- Crawl to a table/chair and then get up using the support of a stable surface
- Plant your heel first when you take a step.
- Don’t move quickly.
- Work to keep your posture straight as you walk, and look ahead instead of down.
- Change directions with a U-turn instead of a pivot.
- Try not to carry anything when you walk.
- Don’t walk backward.
Getting in and out of car
With PD your daily tasks become increasingly more complex. Again, sit down, and plan ahead to understand how investing in some strategies/devices can help with your car movements.
- Use a handy bar (help push yourself out of the car)
- Attach a strap (to help pull yourself)
- Get a swivel seat (makes it easier to turn one side to another)
- Use some movement strategies (sitting down first, and then moving your legs inside the car is a safer option)
General principles to keep in mind with PD
- Plan ahead
- Pace yourself
- Use your resources
Question and Answer Session:
Question: Who is the appropriate person to evaluate if I am OK driving with PD?
Answer: Having PD does not exclude you from driving. It depends on an individual person, the stage of the disease, cognitive abilities, visual perception abilities, and motor skills. There are driving specialists who can evaluate you for driving. Your local APDA chapter can refer you to professionals in your area who can help you through the process and that person can make recommendations.
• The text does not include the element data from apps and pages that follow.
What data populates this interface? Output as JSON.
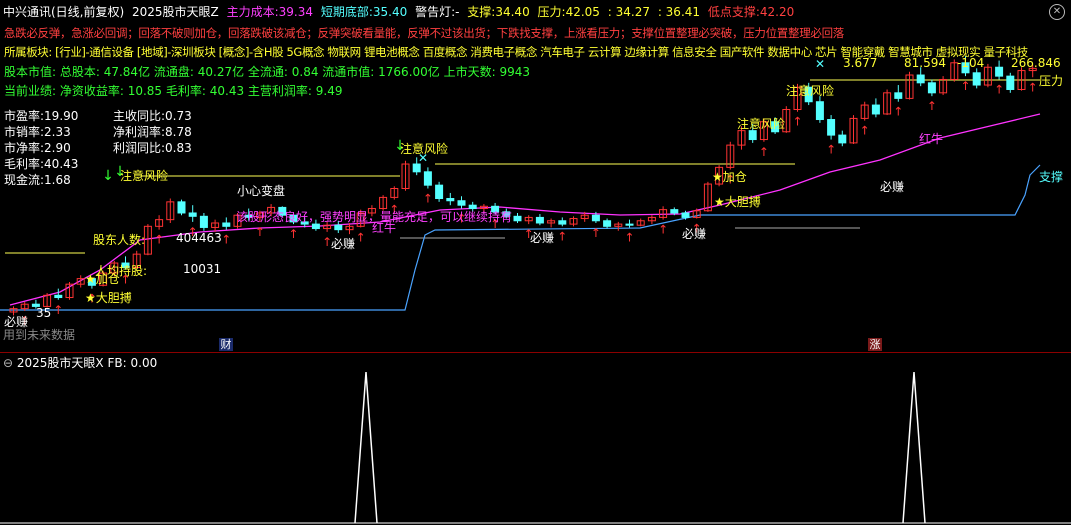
{
  "header": {
    "stock": "中兴通讯(日线,前复权)",
    "indicator": "2025股市天眼Z",
    "main_cost_label": "主力成本:",
    "main_cost": "39.34",
    "short_bottom_label": "短期底部:",
    "short_bottom": "35.40",
    "warning_label": "警告灯:",
    "warning_value": "-",
    "support_label": "支撑:",
    "support": "34.40",
    "pressure_label": "压力:",
    "pressure": "42.05",
    "extra1": ": 34.27",
    "extra2": ": 36.41",
    "low_support_label": "低点支撑:",
    "low_support": "42.20"
  },
  "advice_line": "急跌必反弹，急涨必回调；回落不破则加仓，回落跌破该减仓；反弹突破看量能，反弹不过该出货；下跌找支撑，上涨看压力；支撑位置整理必突破，压力位置整理必回落",
  "sector_line": "所属板块: [行业]-通信设备 [地域]-深圳板块 [概念]-含H股 5G概念 物联网 锂电池概念 百度概念 消费电子概念 汽车电子 云计算 边缘计算 信息安全 国产软件 数据中心 芯片 智能穿戴 智慧城市 虚拟现实 量子科技",
  "market_line": "股本市值: 总股本: 47.84亿 流通盘: 40.27亿 全流通: 0.84 流通市值: 1766.00亿 上市天数: 9943",
  "perf_line": "当前业绩: 净资收益率: 10.85 毛利率: 40.43 主营利润率: 9.49",
  "left_stats": [
    {
      "label": "市盈率:",
      "value": "19.90"
    },
    {
      "label": "市销率:",
      "value": "2.33"
    },
    {
      "label": "市净率:",
      "value": "2.90"
    },
    {
      "label": "毛利率:",
      "value": "40.43"
    },
    {
      "label": "现金流:",
      "value": "1.68"
    }
  ],
  "right_stats": [
    {
      "label": "主收同比:",
      "value": "0.73"
    },
    {
      "label": "净利润率:",
      "value": "8.78"
    },
    {
      "label": "利润同比:",
      "value": "0.83"
    }
  ],
  "annotations": {
    "caution1": "注意风险",
    "caution2": "注意风险",
    "caution3": "注意风险",
    "caution4": "注意风险",
    "careful": "小心变盘",
    "holders": "股东人数:",
    "holders_value": "404463",
    "per_capita": "人均持股:",
    "per_capita_value": "10031",
    "buy1": "★加仓",
    "buy2": "★大胆搏",
    "buy3": "★加仓",
    "buy4": "★大胆搏",
    "earn1": "必赚",
    "earn2": "必赚",
    "earn3": "必赚",
    "earn4": "必赚",
    "earn5": "必赚",
    "red_cow1": "红牛",
    "red_cow2": "红牛",
    "trend_text": "该股形态良好，强势明显，量能充足，可以继续持有",
    "pressure_tag": "压力",
    "support_tag": "支撑",
    "top_vals": "3.677",
    "top_vals2": "81.594",
    "top_vals3": "-104",
    "top_vals4": "266.846",
    "future_data": "用到未来数据",
    "low_left": "35",
    "cai": "财",
    "zhang": "涨"
  },
  "sub_panel": {
    "title": "2025股市天眼X",
    "fb_label": "FB:",
    "fb_value": "0.00"
  },
  "colors": {
    "up": "#ff3333",
    "down": "#54ffff",
    "ma": "#ff33ff",
    "support_line": "#4aa3ff",
    "level_line": "#ffff55",
    "text_red": "#ff4040",
    "text_yellow": "#ffff33",
    "text_green": "#33ff33",
    "text_magenta": "#ff40ff"
  },
  "candles": [
    [
      30.9,
      31.4,
      30.6,
      31.2
    ],
    [
      31.2,
      31.8,
      31.0,
      31.6
    ],
    [
      31.6,
      32.0,
      31.2,
      31.4
    ],
    [
      31.4,
      32.6,
      31.3,
      32.4
    ],
    [
      32.4,
      33.0,
      32.0,
      32.2
    ],
    [
      32.2,
      33.6,
      32.0,
      33.4
    ],
    [
      33.4,
      34.2,
      33.1,
      33.9
    ],
    [
      33.9,
      34.0,
      33.0,
      33.3
    ],
    [
      33.3,
      34.6,
      33.2,
      34.4
    ],
    [
      34.4,
      35.5,
      34.1,
      35.3
    ],
    [
      35.3,
      35.9,
      34.7,
      34.9
    ],
    [
      34.9,
      36.4,
      34.8,
      36.1
    ],
    [
      36.1,
      38.8,
      36.0,
      38.6
    ],
    [
      38.6,
      39.6,
      38.3,
      39.2
    ],
    [
      39.2,
      41.1,
      38.9,
      40.8
    ],
    [
      40.8,
      41.0,
      39.6,
      39.8
    ],
    [
      39.8,
      40.5,
      39.0,
      39.5
    ],
    [
      39.5,
      39.8,
      38.2,
      38.5
    ],
    [
      38.5,
      39.2,
      38.1,
      38.9
    ],
    [
      38.9,
      39.4,
      38.3,
      38.6
    ],
    [
      38.6,
      39.8,
      38.4,
      39.6
    ],
    [
      39.6,
      40.2,
      39.1,
      39.4
    ],
    [
      39.4,
      40.0,
      39.0,
      39.8
    ],
    [
      39.8,
      40.6,
      39.5,
      40.3
    ],
    [
      40.3,
      40.4,
      39.4,
      39.6
    ],
    [
      39.6,
      39.7,
      38.8,
      39.0
    ],
    [
      39.0,
      39.4,
      38.5,
      38.8
    ],
    [
      38.8,
      39.2,
      38.2,
      38.4
    ],
    [
      38.4,
      39.0,
      38.1,
      38.7
    ],
    [
      38.7,
      39.1,
      38.0,
      38.3
    ],
    [
      38.3,
      38.9,
      37.9,
      38.6
    ],
    [
      38.6,
      40.1,
      38.5,
      39.8
    ],
    [
      39.8,
      40.5,
      39.5,
      40.2
    ],
    [
      40.2,
      41.4,
      40.0,
      41.2
    ],
    [
      41.2,
      42.2,
      41.0,
      42.0
    ],
    [
      42.0,
      44.5,
      41.8,
      44.2
    ],
    [
      44.2,
      44.8,
      43.2,
      43.5
    ],
    [
      43.5,
      43.9,
      42.0,
      42.3
    ],
    [
      42.3,
      42.6,
      40.8,
      41.1
    ],
    [
      41.1,
      41.6,
      40.5,
      40.9
    ],
    [
      40.9,
      41.3,
      40.2,
      40.5
    ],
    [
      40.5,
      40.8,
      39.9,
      40.2
    ],
    [
      40.2,
      40.6,
      39.8,
      40.4
    ],
    [
      40.4,
      40.7,
      39.7,
      39.9
    ],
    [
      39.9,
      40.2,
      39.3,
      39.5
    ],
    [
      39.5,
      39.8,
      38.9,
      39.1
    ],
    [
      39.1,
      39.6,
      38.8,
      39.4
    ],
    [
      39.4,
      39.7,
      38.7,
      38.9
    ],
    [
      38.9,
      39.3,
      38.5,
      39.1
    ],
    [
      39.1,
      39.4,
      38.6,
      38.8
    ],
    [
      38.8,
      39.5,
      38.6,
      39.3
    ],
    [
      39.3,
      39.9,
      39.0,
      39.6
    ],
    [
      39.6,
      39.9,
      38.9,
      39.1
    ],
    [
      39.1,
      39.3,
      38.4,
      38.6
    ],
    [
      38.6,
      39.0,
      38.2,
      38.8
    ],
    [
      38.8,
      39.2,
      38.5,
      38.7
    ],
    [
      38.7,
      39.3,
      38.6,
      39.1
    ],
    [
      39.1,
      39.6,
      38.8,
      39.4
    ],
    [
      39.4,
      40.4,
      39.2,
      40.1
    ],
    [
      40.1,
      40.3,
      39.6,
      39.8
    ],
    [
      39.8,
      40.0,
      39.2,
      39.4
    ],
    [
      39.4,
      40.2,
      39.3,
      40.0
    ],
    [
      40.0,
      42.6,
      39.9,
      42.4
    ],
    [
      42.4,
      44.1,
      42.2,
      43.9
    ],
    [
      43.9,
      46.2,
      43.7,
      45.9
    ],
    [
      45.9,
      47.6,
      45.5,
      47.2
    ],
    [
      47.2,
      47.8,
      46.1,
      46.4
    ],
    [
      46.4,
      48.3,
      46.2,
      48.0
    ],
    [
      48.0,
      48.4,
      46.9,
      47.1
    ],
    [
      47.1,
      49.4,
      47.0,
      49.1
    ],
    [
      49.1,
      51.4,
      48.9,
      51.1
    ],
    [
      51.1,
      51.5,
      49.5,
      49.8
    ],
    [
      49.8,
      50.3,
      47.9,
      48.2
    ],
    [
      48.2,
      48.6,
      46.4,
      46.8
    ],
    [
      46.8,
      47.2,
      45.8,
      46.1
    ],
    [
      46.1,
      48.6,
      46.0,
      48.3
    ],
    [
      48.3,
      49.8,
      48.1,
      49.5
    ],
    [
      49.5,
      50.1,
      48.4,
      48.7
    ],
    [
      48.7,
      50.9,
      48.6,
      50.6
    ],
    [
      50.6,
      51.3,
      49.8,
      50.1
    ],
    [
      50.1,
      52.5,
      50.0,
      52.2
    ],
    [
      52.2,
      52.9,
      51.2,
      51.5
    ],
    [
      51.5,
      51.8,
      50.3,
      50.6
    ],
    [
      50.6,
      52.1,
      50.4,
      51.8
    ],
    [
      51.8,
      53.6,
      51.6,
      53.3
    ],
    [
      53.3,
      53.9,
      52.1,
      52.4
    ],
    [
      52.4,
      52.8,
      51.0,
      51.3
    ],
    [
      51.3,
      53.2,
      51.1,
      52.9
    ],
    [
      52.9,
      53.5,
      51.8,
      52.1
    ],
    [
      52.1,
      52.4,
      50.6,
      50.9
    ],
    [
      50.9,
      52.9,
      50.8,
      52.6
    ],
    [
      52.6,
      53.1,
      52.0,
      52.8
    ]
  ]
}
The answer may be not driving at night, or driving a specific type of vehicle over another. So, getting a professional evaluation is highly recommended in this case.
Question: With PD, at what point do you consider an occupational therapy (OT) consultation?
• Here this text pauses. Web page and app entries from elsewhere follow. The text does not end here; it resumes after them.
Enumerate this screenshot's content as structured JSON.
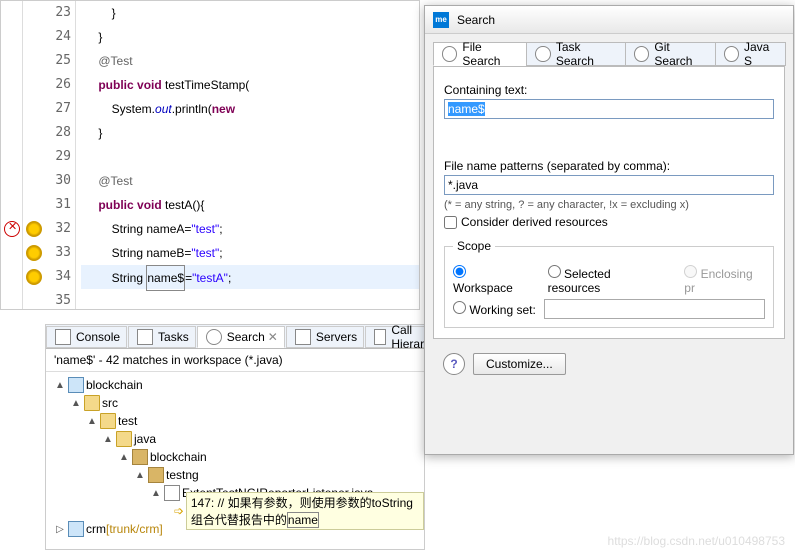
{
  "editor": {
    "lines": [
      {
        "n": "23",
        "code": "        }",
        "markerA": "",
        "markerB": ""
      },
      {
        "n": "24",
        "code": "    }",
        "markerA": "",
        "markerB": ""
      },
      {
        "n": "25",
        "code": "    @Test",
        "ann": true,
        "markerA": "",
        "markerB": ""
      },
      {
        "n": "26",
        "code": "    public void testTimeStamp(",
        "kw": [
          "public",
          "void"
        ],
        "markerA": "",
        "markerB": ""
      },
      {
        "n": "27",
        "code": "        System.out.println(new",
        "kw": [
          "new"
        ],
        "it": [
          "out"
        ],
        "markerA": "",
        "markerB": ""
      },
      {
        "n": "28",
        "code": "    }",
        "markerA": "",
        "markerB": ""
      },
      {
        "n": "29",
        "code": "",
        "markerA": "",
        "markerB": ""
      },
      {
        "n": "30",
        "code": "    @Test",
        "ann": true,
        "markerA": "",
        "markerB": ""
      },
      {
        "n": "31",
        "code": "    public void testA(){",
        "kw": [
          "public",
          "void"
        ],
        "markerA": "",
        "markerB": ""
      },
      {
        "n": "32",
        "code": "        String nameA=\"test\";",
        "str": "\"test\"",
        "markerA": "err",
        "markerB": "warn"
      },
      {
        "n": "33",
        "code": "        String nameB=\"test\";",
        "str": "\"test\"",
        "markerA": "",
        "markerB": "warn"
      },
      {
        "n": "34",
        "code": "        String name$=\"testA\";",
        "str": "\"testA\"",
        "hl": true,
        "boxed": "name$",
        "markerA": "",
        "markerB": "warn"
      },
      {
        "n": "35",
        "code": "",
        "markerA": "",
        "markerB": ""
      }
    ]
  },
  "bottom": {
    "tabs": [
      {
        "label": "Console",
        "icon": "console"
      },
      {
        "label": "Tasks",
        "icon": "tasks"
      },
      {
        "label": "Search",
        "icon": "search",
        "active": true,
        "closable": true
      },
      {
        "label": "Servers",
        "icon": "servers"
      },
      {
        "label": "Call Hierarchy",
        "icon": "hierarchy"
      }
    ],
    "status": "'name$' - 42 matches in workspace (*.java)",
    "tree": [
      {
        "indent": 0,
        "arrow": "▲",
        "icon": "proj",
        "label": "blockchain"
      },
      {
        "indent": 1,
        "arrow": "▲",
        "icon": "srcfolder",
        "label": "src"
      },
      {
        "indent": 2,
        "arrow": "▲",
        "icon": "folder",
        "label": "test"
      },
      {
        "indent": 3,
        "arrow": "▲",
        "icon": "folder",
        "label": "java"
      },
      {
        "indent": 4,
        "arrow": "▲",
        "icon": "pkg",
        "label": "blockchain"
      },
      {
        "indent": 5,
        "arrow": "▲",
        "icon": "pkg",
        "label": "testng"
      },
      {
        "indent": 6,
        "arrow": "▲",
        "icon": "jfile",
        "label": "ExtentTestNGIReporterListener.java"
      },
      {
        "indent": 7,
        "arrow": "",
        "icon": "match",
        "label": "147: // 如果有参数，则使用参数的toString组合代替报告中的name",
        "match": true
      }
    ],
    "crm_row": {
      "arrow": "▷",
      "icon": "proj",
      "label": "crm",
      "suffix": "[trunk/crm]"
    }
  },
  "dialog": {
    "title": "Search",
    "icon_text": "me",
    "tabs": [
      {
        "label": "File Search",
        "active": true
      },
      {
        "label": "Task Search"
      },
      {
        "label": "Git Search"
      },
      {
        "label": "Java S"
      }
    ],
    "containing_label": "Containing text:",
    "containing_value": "name$",
    "patterns_label": "File name patterns (separated by comma):",
    "patterns_value": "*.java",
    "wildcards_hint": "(* = any string, ? = any character, !x = excluding x)",
    "derived_label": "Consider derived resources",
    "scope_legend": "Scope",
    "scope": {
      "workspace": "Workspace",
      "selected": "Selected resources",
      "enclosing": "Enclosing pr",
      "working_set": "Working set:"
    },
    "customize": "Customize...",
    "help": "?"
  },
  "watermark": "https://blog.csdn.net/u010498753"
}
Answer: PD creeps up slowly on individuals, and things might be so slow that sometimes people with PD don’t even realize the symptoms they are experiencing until someone else notices them. OT (just like neurology and speech therapy) can be initiated at the very early stage of PD because it can be used to address some subtle changes and put strategies in place so you can maintain your current level of abilities.
Question: Do you have any wardrobe suggestions that would allow me to continue to dress independently?
Answer: Yes there are lots of options that make dressing easier for PD individuals. I recommend not purchasing clothes that require hand/finger coordination like buttoning a shirt or tying a knot. Replace buttons with snaps, or velcro or magnets work just as well. There are some clothing lines that already address this issue. One brand that comes to mind is Buck and Buck that are targeted to provide adaptive clothing for seniors, disabled, and elderly care. They also carry elastic, no-tie shoes that are perfect for individuals with PD who find it challenging to tie laces.
Question: I do my physical therapy or OT at home because I no longer drive. I think at home is OK. Your thoughts?
Answer: I personally like home OT because that is where you live and carry out most of your daily activities. It’s a good idea for your OT to do home evaluation so they can assess you in your specific home context. In addition, when the OT comes to your house it can help you figure out how to reorganize and make daily life tasks easier for you.
Question: I have trouble following instructions. Do you have any tips to focus step by step to stay on finishing tasks?
Answer: Slowing yourself down, and breaking down the tasks step by step is a good starting point. It’s a challenge to be able to slow yourself down and think about the tasks that you were able to do smoothly before. Taking some time to think about the task, and writing them down will be a huge help. Again, planning ahead will go a long way when you are trying to do a complex task.
Question: I find living with PD is exhausting. How do you stay motivated to do the tips/tricks you have indicated to fight this disease?
Answer: Great question! It can be overwhelming – you try something and see if that makes one aspect of your life easier then hopefully that motivates you to try more things. Don’t do everything at once – pick up one thing to start with and make it part of your daily routine before you introduce something else.